For example, outside a familiar building, Juli pointed to the bushes in this new context and produced flower (location below nose, that is on the lips). Though, there were no flowers in this winter season.
Similarly, she pointed to the green plant at Grandma Z's home and uttered flower. She appeared to overgeneralize these green living things.
Juli walked into an empty preschool classroom and took a look around. As I was about to pull her out, a teacher said it was okay for her to wander around.
In this new context, Juli pointed to three relatively large stuffed animals which were not really easy to distinguish from one another and produced bear.
On way back home, flurries began to get heavier. Sitting in the forward-facing seat, Juli pointed and produced snow (production similar to "rain" in ASL).
Juli found a photograph catalog of Russel Wong's work in my storage. The front cover of the catalog showed a black and white photograph of Jackie Chan. Juli brought it and showed me. She pointed to it and produced father (20-handshape) twice or trice.
The following emerging ASL signs or words that Juli used with references: cl-bread-pop-up (toasts popping up), airplane, ear, foot (pointing rather than producing), firefighter, beautiful (when putting on necklaces around her neck, supervised).
This documentation project follows a baby's language acquisition, literacy development, and phonological acquisition in sign language, specifically ASL, week by week from gazing at birth to manual babbling, to first words just before the first birthday in a natural native-ASL environment and visual culture.
The second-year and third-year documentation continues to follow the same child's language and phonological acquisition and literacy development in ASL on a weekly basis from the one-word stage to two-word and multiple utterances.

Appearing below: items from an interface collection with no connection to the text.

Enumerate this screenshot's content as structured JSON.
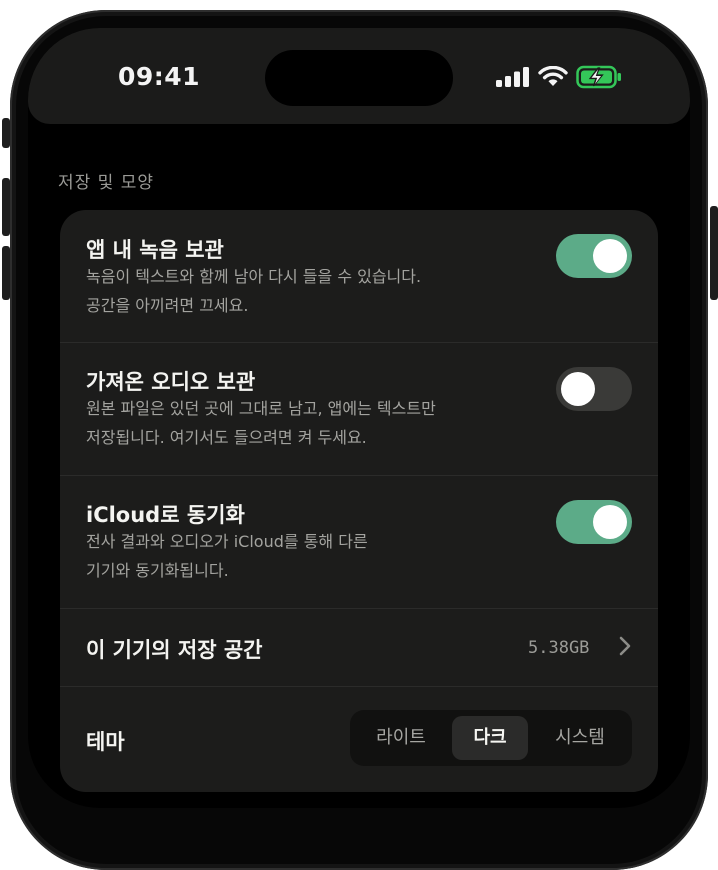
{
  "status_bar": {
    "time": "09:41",
    "icons": [
      "cellular-signal-icon",
      "wifi-icon",
      "battery-charging-icon"
    ],
    "battery_color": "#34c759"
  },
  "section_title": "저장 및 모양",
  "settings": {
    "keep_recordings": {
      "title": "앱 내 녹음 보관",
      "desc_line1": "녹음이 텍스트와 함께 남아 다시 들을 수 있습니다.",
      "desc_line2": "공간을 아끼려면 끄세요.",
      "enabled": true
    },
    "keep_imported_audio": {
      "title": "가져온 오디오 보관",
      "desc_line1": "원본 파일은 있던 곳에 그대로 남고, 앱에는 텍스트만",
      "desc_line2": "저장됩니다. 여기서도 들으려면 켜 두세요.",
      "enabled": false
    },
    "icloud_sync": {
      "title": "iCloud로 동기화",
      "desc_line1": "전사 결과와 오디오가 iCloud를 통해 다른",
      "desc_line2": "기기와 동기화됩니다.",
      "enabled": true
    },
    "storage": {
      "label": "이 기기의 저장 공간",
      "value": "5.38GB"
    },
    "theme": {
      "label": "테마",
      "options": [
        "라이트",
        "다크",
        "시스템"
      ],
      "selected": "다크"
    }
  },
  "colors": {
    "accent": "#5cab88",
    "card_background": "#1c1c1b",
    "screen_background": "#000000"
  }
}
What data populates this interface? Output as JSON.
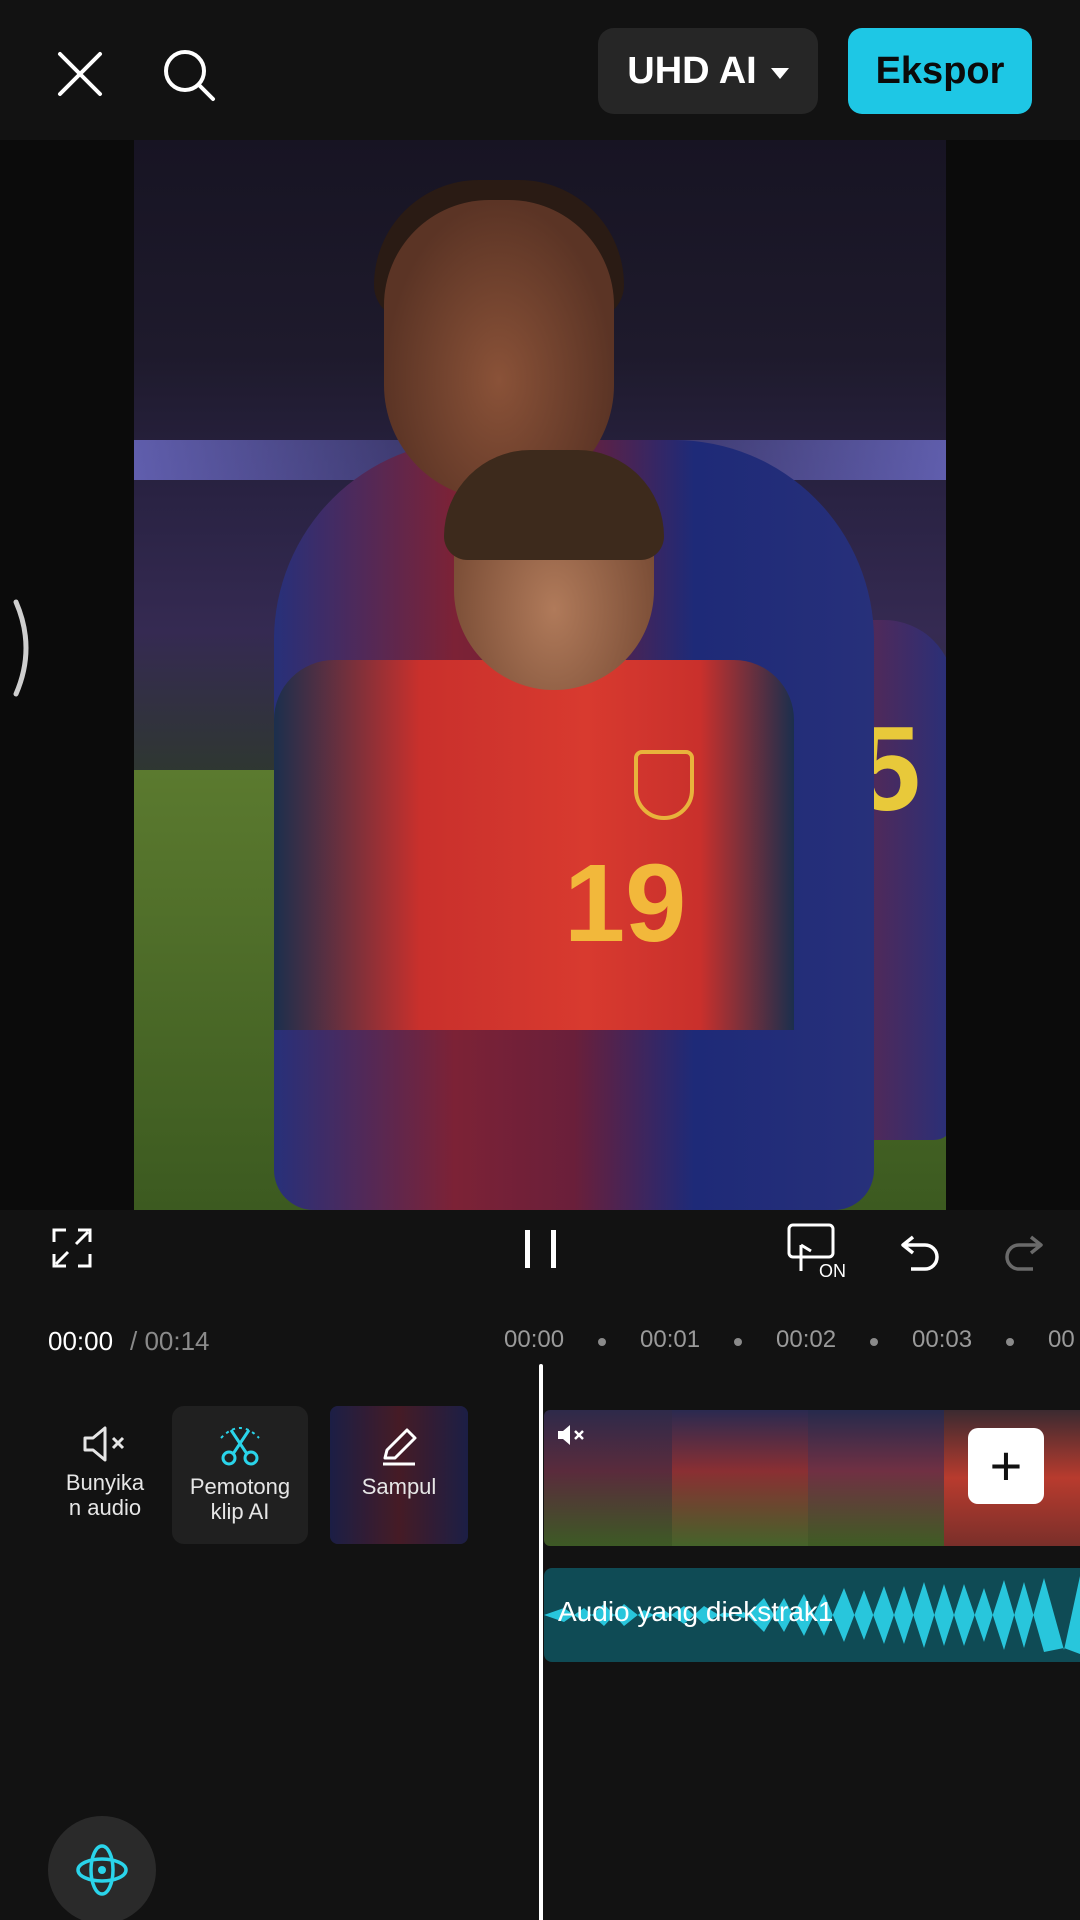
{
  "header": {
    "quality_label": "UHD AI",
    "export_label": "Ekspor"
  },
  "player": {
    "current_time": "00:00",
    "total_time": "/ 00:14"
  },
  "ruler": {
    "ticks": [
      "00:00",
      "00:01",
      "00:02",
      "00:03",
      "00"
    ]
  },
  "tools": {
    "mute_label": "Bunyikan audio",
    "cutter_label": "Pemotong klip AI",
    "cover_label": "Sampul"
  },
  "tracks": {
    "audio_label": "Audio yang diekstrak1"
  },
  "colors": {
    "accent": "#1ec7e5",
    "background": "#121212",
    "audio_track": "#0f4b55"
  },
  "icons": [
    "close-icon",
    "search-icon",
    "fullscreen-icon",
    "pause-icon",
    "keyframe-on-icon",
    "undo-icon",
    "redo-icon",
    "mute-icon",
    "ai-cutter-icon",
    "edit-icon",
    "plus-icon",
    "ai-assistant-icon"
  ]
}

The documentary continues to follow the same child's ASL language and literacy development on a regular basis from age three to four. It surveys ASL phonological acquisition and more complex utterances.
These posts on ASL-English bilingualism, language acquisition, and bilingual education may be of an interest for parents who raise a bilingual-bimodal child in ASL (or another signed language) and English (or another written and/or spoken language of its respective) as well as informative and educational for ASL specialists, educators, and professionals.